SSI-funded Research featured in SCOTUS filing
Data from the first National Sports and Society Survey, funded by the Sports and Society Initiative and executed by SSI Research Chair Dr. Chris Knoester (pictured) and faculty affiliate Dr. B. David Ridpath, was used in the Players' Associations filing brief in Alston v. NCAA case decided recently before the Supreme Court of the United States.
The court unanimously ruled in that case that the NCAA can’t enforce certain rules limiting the education-related benefits colleges offer athletes.
The brief stated, "To the contrary, the district court correctly found that eliminating restrictions on education-related benefits would “only reinforce consumers’ perception of student-athletes as students, thereby preserving demand.” Pet. App. 43a. Consumer demand did not wane after the NCAA itself loosened restrictions on other education-related benefits. Id. at 20a, 36a. And the latest research reveals that a majority of American adults support allowing college athletes to be paid and that “support appears to be highest among passionate sports fans.” Chris Knoester & B. David Ridpath, Should College Athletes Be Allowed to Be Paid? A Public Opinion Analysis, Soc. of Sport J. 8, 11 (2020).

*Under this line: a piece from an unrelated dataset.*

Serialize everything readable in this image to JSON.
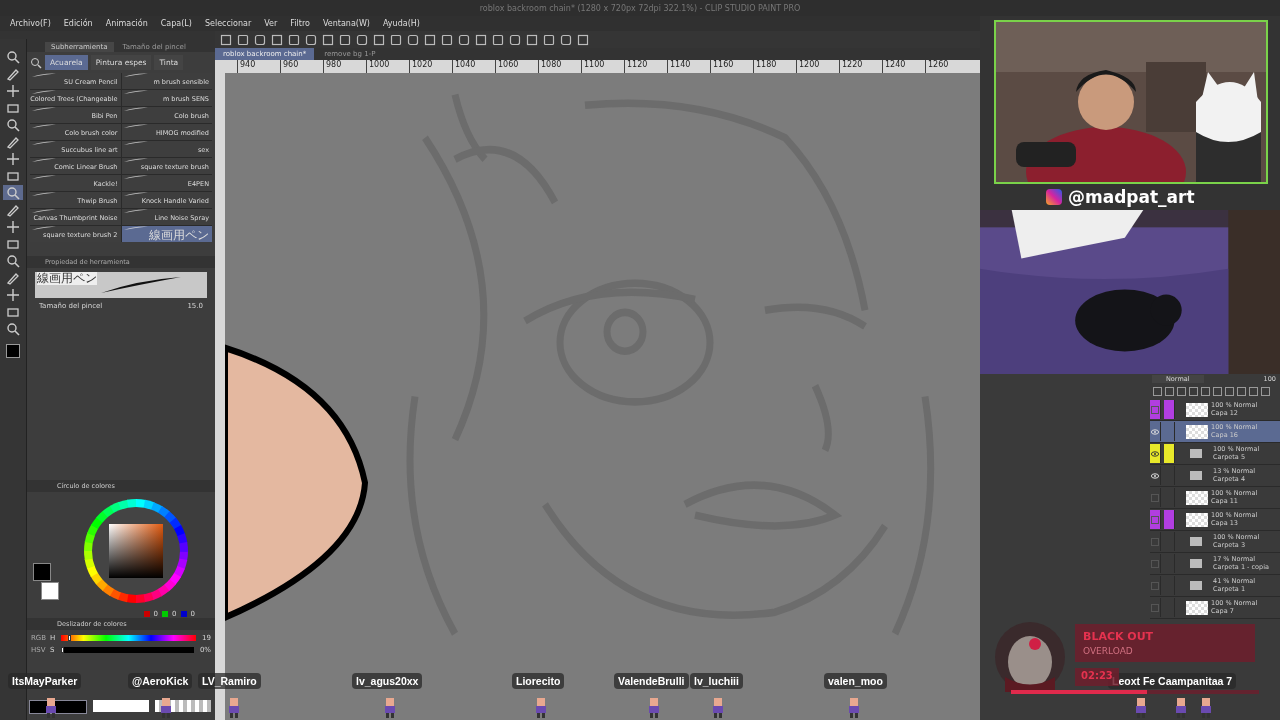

"In other words, college sports are distinct because “student-athletes are, in fact, students,” not because they are unpaid."